How do I direct sow pea seeds?
Pea seeds are large seeds that are easier to work with—with one caveat. For best germination, it is important to inoculate the seeds with rhizobia bacteria. No worries, this is easy to do! Pea and bean inoculant is available for just a few dollars at most seed companies and garden centers. Just follow the directions on the inoculant to properly coat your seeds. Most inoculants will have you wet and coat the seeds.
If you’ve successfully grown peas or legumes in the spot you’re planting this year’s peas, no need to inoculate—the rhizobia bacteria is already present. Make sure to plant at least one round of a non-pea or legume crop in the area in between pea and legume crops.
Once your seeds are properly inoculated, they are ready to plant:

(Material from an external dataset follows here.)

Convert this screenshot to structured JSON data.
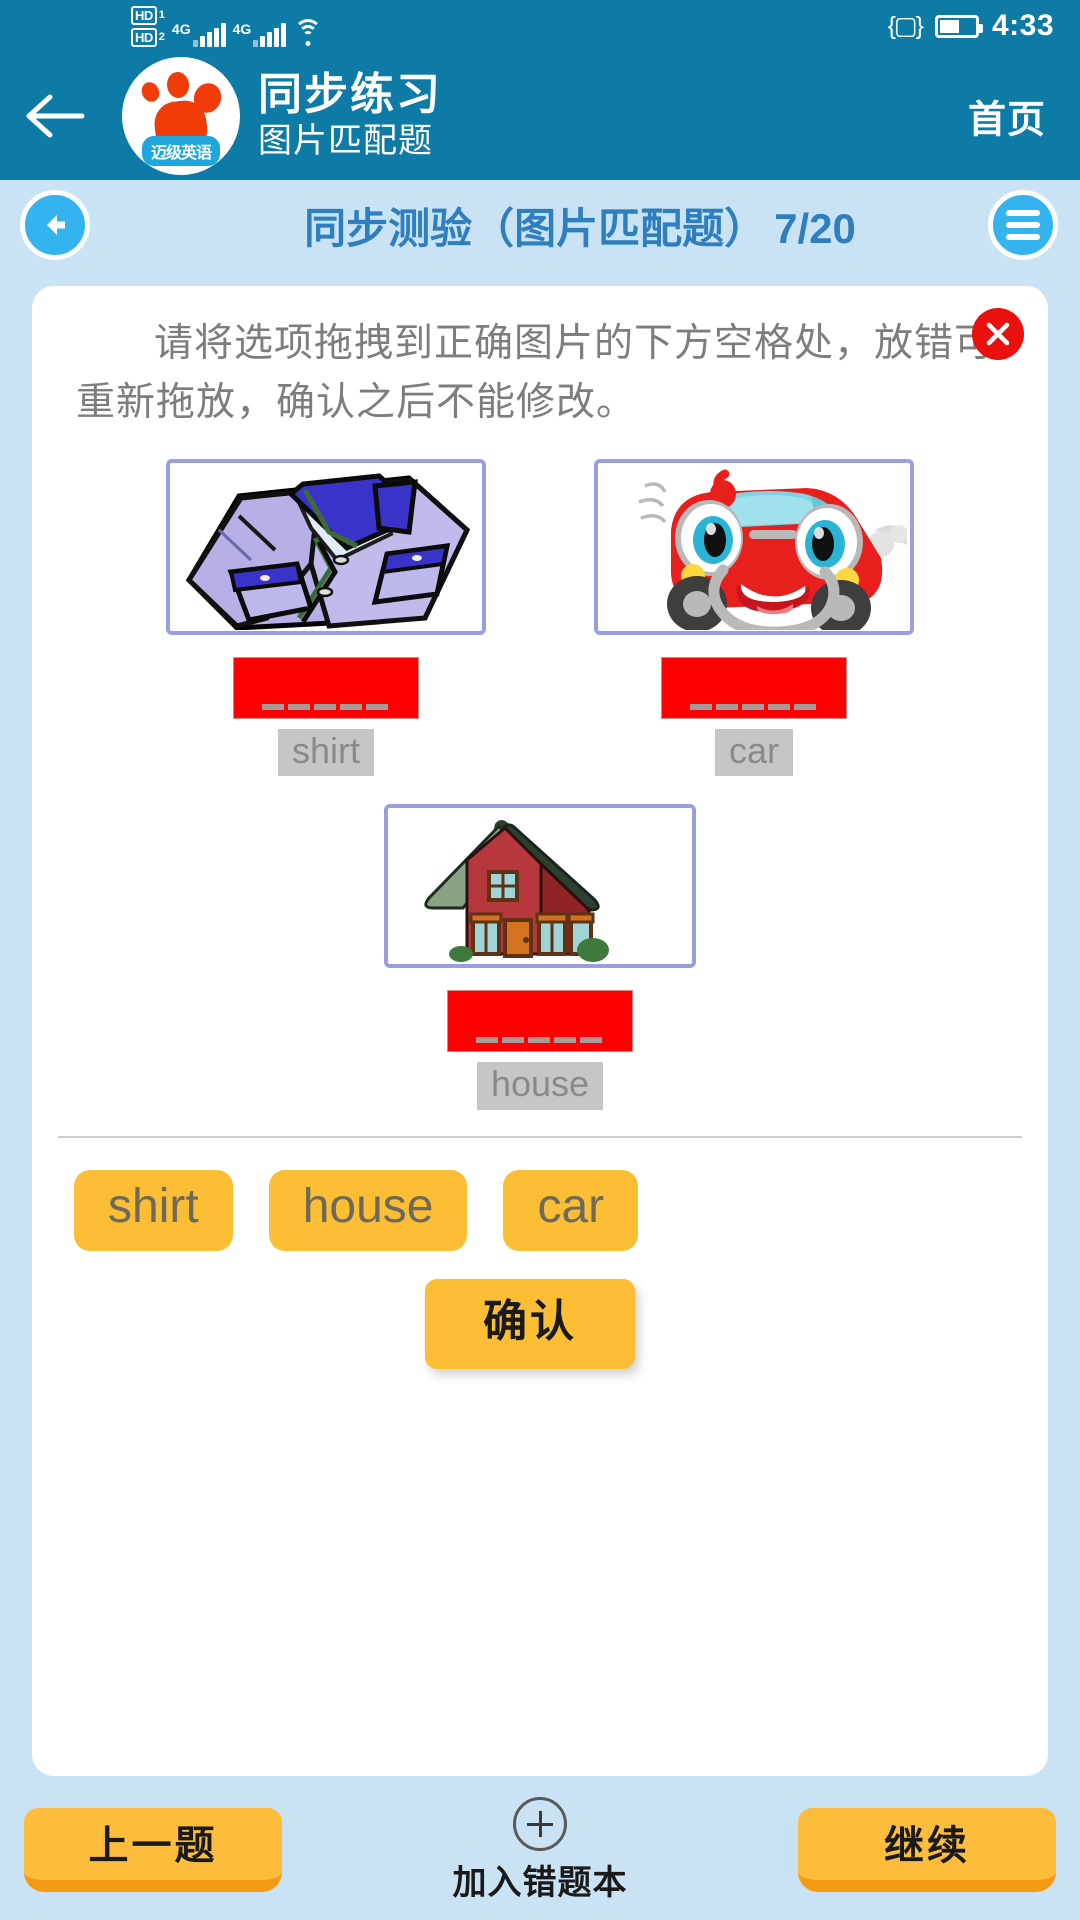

- Sow seeds about 1 inch deep and about 2 inches apart. Plant in rows spaced 12–24 inches apart.
- Poke in any seeds that get pushed up out of the soil during the germination period.
- Keep the soil moist during germination (which shouldn’t be a problem during the early spring).
For improved germination, soak seeds in water overnight before inoculating and planting.
How do I care for pea plants?
Pea plants are relatively maintenance-free. When seedlings are about two-inches tall, mulch well with straw, chopped leaves, or pine shavings to protect the fragile, shallow roots and to keep the soil moisture even. Keep the bed weeded, but make sure to use gentle weed removal (like a sharp hoe) to remove weeds instead of pulling, for fear of disturbing the pea roots.
Peas produce best when the temperature stays below 70ºF (21ºC). When temps regularly hit above that number, expect production to slow down and the peas to get tough.
We highly recommend you try planting some peas in your garden this spring! You’ll be glad you did when you’re harvesting fresh, tender, sweet veggies earlier than you ever have before. Enjoy!